Dataset excerpts Block Start
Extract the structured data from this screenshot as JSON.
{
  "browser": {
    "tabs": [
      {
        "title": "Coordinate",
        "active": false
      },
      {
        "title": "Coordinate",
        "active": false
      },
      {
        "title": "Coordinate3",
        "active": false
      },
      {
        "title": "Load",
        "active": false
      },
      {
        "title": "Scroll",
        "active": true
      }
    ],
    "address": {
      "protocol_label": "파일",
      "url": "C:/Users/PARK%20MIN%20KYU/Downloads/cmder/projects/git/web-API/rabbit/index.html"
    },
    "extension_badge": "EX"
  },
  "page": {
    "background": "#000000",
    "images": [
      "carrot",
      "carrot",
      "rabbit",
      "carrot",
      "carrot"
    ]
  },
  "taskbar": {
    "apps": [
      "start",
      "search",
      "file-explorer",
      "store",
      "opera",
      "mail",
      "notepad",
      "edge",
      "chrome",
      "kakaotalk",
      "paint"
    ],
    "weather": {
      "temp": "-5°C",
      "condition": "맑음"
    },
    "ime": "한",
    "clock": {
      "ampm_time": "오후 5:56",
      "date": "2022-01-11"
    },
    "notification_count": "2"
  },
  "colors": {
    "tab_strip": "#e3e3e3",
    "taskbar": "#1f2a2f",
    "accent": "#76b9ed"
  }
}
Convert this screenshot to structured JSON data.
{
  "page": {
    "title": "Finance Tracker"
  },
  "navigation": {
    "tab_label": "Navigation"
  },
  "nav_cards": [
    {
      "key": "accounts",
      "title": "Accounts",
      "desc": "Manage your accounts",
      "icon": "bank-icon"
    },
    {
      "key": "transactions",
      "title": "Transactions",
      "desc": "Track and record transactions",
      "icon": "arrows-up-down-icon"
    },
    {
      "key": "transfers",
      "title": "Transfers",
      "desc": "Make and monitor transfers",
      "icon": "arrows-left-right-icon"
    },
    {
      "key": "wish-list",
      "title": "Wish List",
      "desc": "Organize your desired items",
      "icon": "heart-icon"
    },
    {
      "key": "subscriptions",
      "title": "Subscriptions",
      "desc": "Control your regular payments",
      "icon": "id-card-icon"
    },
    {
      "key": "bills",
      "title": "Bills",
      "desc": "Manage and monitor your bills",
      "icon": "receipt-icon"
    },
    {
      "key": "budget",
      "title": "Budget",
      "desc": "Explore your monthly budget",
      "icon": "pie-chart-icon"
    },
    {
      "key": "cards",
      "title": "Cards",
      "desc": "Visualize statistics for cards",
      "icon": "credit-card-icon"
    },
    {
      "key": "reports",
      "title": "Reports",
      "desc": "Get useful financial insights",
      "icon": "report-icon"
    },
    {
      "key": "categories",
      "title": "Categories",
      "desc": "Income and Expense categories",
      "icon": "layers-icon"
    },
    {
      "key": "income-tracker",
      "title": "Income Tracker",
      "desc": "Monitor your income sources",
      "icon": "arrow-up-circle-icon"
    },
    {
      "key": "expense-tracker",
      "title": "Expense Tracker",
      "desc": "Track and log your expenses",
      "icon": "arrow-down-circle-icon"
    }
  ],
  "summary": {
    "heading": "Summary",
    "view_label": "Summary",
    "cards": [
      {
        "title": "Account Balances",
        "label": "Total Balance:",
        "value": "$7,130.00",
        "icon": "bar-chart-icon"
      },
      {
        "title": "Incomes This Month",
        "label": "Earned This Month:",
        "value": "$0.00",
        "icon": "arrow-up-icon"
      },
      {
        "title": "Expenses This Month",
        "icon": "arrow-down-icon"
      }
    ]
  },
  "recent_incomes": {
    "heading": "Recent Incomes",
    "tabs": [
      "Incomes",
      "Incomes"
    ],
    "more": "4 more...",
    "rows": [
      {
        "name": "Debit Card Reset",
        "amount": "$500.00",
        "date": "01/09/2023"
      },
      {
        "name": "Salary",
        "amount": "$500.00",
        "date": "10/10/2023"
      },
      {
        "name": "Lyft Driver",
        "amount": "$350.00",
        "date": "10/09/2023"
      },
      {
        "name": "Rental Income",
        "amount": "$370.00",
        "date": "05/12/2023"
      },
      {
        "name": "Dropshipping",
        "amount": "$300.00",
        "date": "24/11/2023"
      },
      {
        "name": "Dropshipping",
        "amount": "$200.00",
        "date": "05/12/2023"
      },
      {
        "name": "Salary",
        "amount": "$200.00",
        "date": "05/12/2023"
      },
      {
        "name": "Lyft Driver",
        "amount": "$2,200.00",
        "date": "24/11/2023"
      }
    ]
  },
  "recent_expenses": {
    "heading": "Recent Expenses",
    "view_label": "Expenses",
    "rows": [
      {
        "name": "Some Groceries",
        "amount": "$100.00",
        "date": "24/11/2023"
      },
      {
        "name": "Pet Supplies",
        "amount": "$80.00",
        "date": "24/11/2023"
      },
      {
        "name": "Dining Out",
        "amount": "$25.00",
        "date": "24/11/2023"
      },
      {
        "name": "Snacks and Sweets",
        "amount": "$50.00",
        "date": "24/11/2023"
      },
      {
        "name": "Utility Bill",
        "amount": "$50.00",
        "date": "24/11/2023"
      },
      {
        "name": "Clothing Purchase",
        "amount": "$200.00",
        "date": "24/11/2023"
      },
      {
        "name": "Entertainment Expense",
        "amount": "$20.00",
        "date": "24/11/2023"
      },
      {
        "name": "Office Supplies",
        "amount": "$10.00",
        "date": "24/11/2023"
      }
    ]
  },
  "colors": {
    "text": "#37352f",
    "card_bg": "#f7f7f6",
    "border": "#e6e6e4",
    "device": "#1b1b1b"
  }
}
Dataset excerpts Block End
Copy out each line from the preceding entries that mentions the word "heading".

    "heading": "Summary",
    "heading": "Recent Incomes",
    "heading": "Recent Expenses",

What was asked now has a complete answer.